The adage that ‘hindsight is 20/20’ has real meaning for Jamaicans like me who have spent half a lifetime in both Jamaica and in the United States. That retrospective overview evokes profound insight for anyone who has embraced and experienced both countries as home. The Jamaican perspective shocks your three-dimensional view of the island you once called home, everything seems so much smaller, (except some of the homes) distances seem so much shorter, streets are narrower and human activity seems so much slower. Although you might have experienced economic hardship growing up, that hardship now seems doubly oppressive and growing worse; much like the United States the wealth gap grows wider by the day, but the ingenuity and resourcefulness of the average Jamaican is at an all-time high. Commercial activity is seen on every corner, these street entrepreneurs have no lines of credit, bank loans or funding streams – they are practitioners of Jamaicanomics the grassroots entrepreneurship that should be encouraged, nurtured, and nourished by public/private initiatives in the financial sector. The power and value of that underground economy is a deterrent to unemployment and crime – that’s Jamaicanomics! The American perspective is entirely opposite; when I am in America the big pond offers more opportunity, less judgement and many more choices. This larger canvas, and its competitive environment is the right prescription for the Jamaican psyche, where their record of achievement is second to none. Jamaicans with more opportunities in the diaspora represent the alter egos of fellow Jamaicans at home.
The vital energy of the Jamaican people at home, along with their inherent hospitality and love for life is being undermined by what I identify as a cynical trifecta of political malpractice: (1) Promises not kept. (2) Expectations not met, and (3) Existential neglect.
I am sure you thought I was going to go with the standard rhetoric such as – divisive politics, reforming education, reducing crime, and maximizing our economic performance. While all of that is essential to our emergence as a developing nation, in my view, the problems in Jamaica are more psycho/social than political and fiscal mismanagement; the problem clearly seems to be (in the eyes of the average person) – the successive government abdication of the Social Contract with the people of Jamaica.
Governments promise to provide leadership, public services, national security, economic security, maintain order and provide economic assistance, but when that contract is broken or abandoned, the constraint on human tolerance devolves.
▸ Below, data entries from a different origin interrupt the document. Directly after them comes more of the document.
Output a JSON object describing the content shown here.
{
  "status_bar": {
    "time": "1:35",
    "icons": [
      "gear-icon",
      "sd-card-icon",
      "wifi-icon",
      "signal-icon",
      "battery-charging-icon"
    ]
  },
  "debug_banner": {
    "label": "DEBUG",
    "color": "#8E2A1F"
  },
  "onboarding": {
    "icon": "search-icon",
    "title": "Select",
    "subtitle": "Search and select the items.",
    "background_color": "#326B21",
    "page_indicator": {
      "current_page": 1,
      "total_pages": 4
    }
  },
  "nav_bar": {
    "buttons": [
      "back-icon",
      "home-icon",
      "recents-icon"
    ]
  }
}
Jamaicans are a proud, patriotic people who will flex with the circumstances they face.
If Promises are kept, People’s expectations are met, Existential neglect is addressed, we can coalesce through the power of Jamaicanomics, and begin the long journey back to sanity and self-respect at home and abroad!